Such reasoning defies logic. Why would one distinguishe prayer which is a branch of religion, and not faith which is the fundamental and root of religion? Besides can this logic apply to the error of declension in the previous verse? Do we conclude that the Saabi’iin are more distinguished than those who believe, and the People of the Book? And why do they get distinguished in one verse and not the other as we have seen? God is much higher than this sick logic. This again is an obvious grammatical error.
The Third Error
“They communed secretly saying, ‘These two men are sorcerers’.” (Arberry)
“Qaaluuu inna haazaani la-saahiraani …”

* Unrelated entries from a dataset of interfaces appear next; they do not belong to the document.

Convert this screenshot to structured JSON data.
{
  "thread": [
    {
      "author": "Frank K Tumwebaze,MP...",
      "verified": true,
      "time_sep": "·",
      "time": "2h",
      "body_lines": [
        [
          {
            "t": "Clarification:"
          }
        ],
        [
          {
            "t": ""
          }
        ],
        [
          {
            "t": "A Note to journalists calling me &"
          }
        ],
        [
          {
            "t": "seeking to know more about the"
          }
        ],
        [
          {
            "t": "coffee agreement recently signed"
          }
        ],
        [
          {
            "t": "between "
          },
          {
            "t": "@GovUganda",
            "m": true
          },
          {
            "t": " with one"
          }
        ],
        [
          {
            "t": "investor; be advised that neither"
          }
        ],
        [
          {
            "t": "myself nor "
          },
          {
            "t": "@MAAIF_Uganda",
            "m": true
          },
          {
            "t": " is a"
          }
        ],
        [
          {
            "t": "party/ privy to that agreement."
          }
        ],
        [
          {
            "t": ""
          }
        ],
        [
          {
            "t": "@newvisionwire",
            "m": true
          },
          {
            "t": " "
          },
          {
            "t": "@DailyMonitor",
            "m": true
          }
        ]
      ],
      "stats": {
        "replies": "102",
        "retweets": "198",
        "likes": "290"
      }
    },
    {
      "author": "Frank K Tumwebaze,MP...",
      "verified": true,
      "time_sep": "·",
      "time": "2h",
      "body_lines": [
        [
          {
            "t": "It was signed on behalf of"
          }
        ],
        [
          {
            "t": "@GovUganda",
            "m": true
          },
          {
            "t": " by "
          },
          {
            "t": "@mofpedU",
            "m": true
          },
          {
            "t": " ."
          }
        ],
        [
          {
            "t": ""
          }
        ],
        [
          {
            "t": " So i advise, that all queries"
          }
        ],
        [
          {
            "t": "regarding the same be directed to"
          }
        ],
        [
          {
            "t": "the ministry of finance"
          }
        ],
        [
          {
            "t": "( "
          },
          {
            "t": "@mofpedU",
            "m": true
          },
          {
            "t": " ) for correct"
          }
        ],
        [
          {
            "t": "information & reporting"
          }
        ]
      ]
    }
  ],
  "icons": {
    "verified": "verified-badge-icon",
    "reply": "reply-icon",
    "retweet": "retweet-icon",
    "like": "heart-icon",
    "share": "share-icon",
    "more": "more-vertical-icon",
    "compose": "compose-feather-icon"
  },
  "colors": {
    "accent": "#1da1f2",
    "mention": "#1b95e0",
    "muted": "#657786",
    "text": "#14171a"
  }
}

The word haazaani should be haazayn. The word haazaani was declined incorrectly because the word inna in the beginning of the nominal sentence causes a form of declension called “nasb” to the nominative and the “yeh” is the “sign of nasb”. This is the third grammatical error.
The Fourth Error
“It is not piety, that you turn your faces to the East and to the West. True piety is this: to believe in God, and the Last Day … to give of one’s substance … and to ransom the slave, to perform the prayer, to pay the alms. And they who fulfil their covenant … and endure with fortitude.” (Arberry)
“Laysal-birra ‘an-tuwalluu wujuuhakum qibalal-Mashriqi wal-Maghrib wa laakinnal-birra man ‘aamana billaahi wal-Yawmil-’Akhiri wal-malaaa-’ikati wal-Kitaabi wan-nabiyyiin: wa ‘aatal-maala ‘alaa hubbihii zawilqurbaa walyataamaa wal-masaakiina wabnas-sabiili was-saaa-’iliina wa fir-riqaab: wa’aqaamas-Salaata wa ‘aataz-Zakaata; wal-muufuuna bi’ahdihim ‘izaa ‘aahaduu was-Saabiriina fil-ba’-saaa’i wazzarraaa-’i …”
In the above verse there are five gramatical errors. In four of them the wrong tense was used, as the sentence begins in the present tense with the verb tuwalluu, while the other four verbs were written in the past tense:
‘aaman should be tu’minuu;
‘aata shoud be tu’tuu;
‘aqaama should be tuqimuu;
‘aata shoud be tu’tuu.
The above verse when translated into English as it appears in Arabic would be: “It is not righteousness that ye turn your faces to the East and the West; but righteousness is he who believed in Allah and the Last day and the angels and the Book and the Prophets; and gave his wealth, … and performed prayer and paid the alms.” But the English translators have observed the tense, and the verbs “believed”, “gave”, “performed”, and “paid” were corrected and written in the present tense. (For example see Arberry, Pickthall, Yusuf Ali and Rodwell’s translations).
The fifth error is the wrong declension of the word saabiriina. It should be declined saabiruuna like the preceeding word muufuuna.